* Task requirements *
Give only the number of lines in these records that include "software".

Dataset rows for apps and sites
----

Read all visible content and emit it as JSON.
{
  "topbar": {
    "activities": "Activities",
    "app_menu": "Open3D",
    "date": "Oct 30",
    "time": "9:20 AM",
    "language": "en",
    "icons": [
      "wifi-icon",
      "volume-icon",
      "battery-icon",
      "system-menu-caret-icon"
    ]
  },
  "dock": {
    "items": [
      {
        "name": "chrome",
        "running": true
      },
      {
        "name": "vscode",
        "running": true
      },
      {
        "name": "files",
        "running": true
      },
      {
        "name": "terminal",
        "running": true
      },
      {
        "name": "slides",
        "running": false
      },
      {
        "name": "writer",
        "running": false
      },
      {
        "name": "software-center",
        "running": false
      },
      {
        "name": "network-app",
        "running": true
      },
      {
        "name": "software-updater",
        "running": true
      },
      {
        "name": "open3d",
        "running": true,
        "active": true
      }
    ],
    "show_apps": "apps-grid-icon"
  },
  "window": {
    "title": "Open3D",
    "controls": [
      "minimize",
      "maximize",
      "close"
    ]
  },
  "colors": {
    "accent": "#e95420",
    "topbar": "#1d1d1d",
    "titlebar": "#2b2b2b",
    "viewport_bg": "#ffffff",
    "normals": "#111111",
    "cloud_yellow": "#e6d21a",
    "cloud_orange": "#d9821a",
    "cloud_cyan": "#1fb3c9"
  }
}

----

* Finished task *
2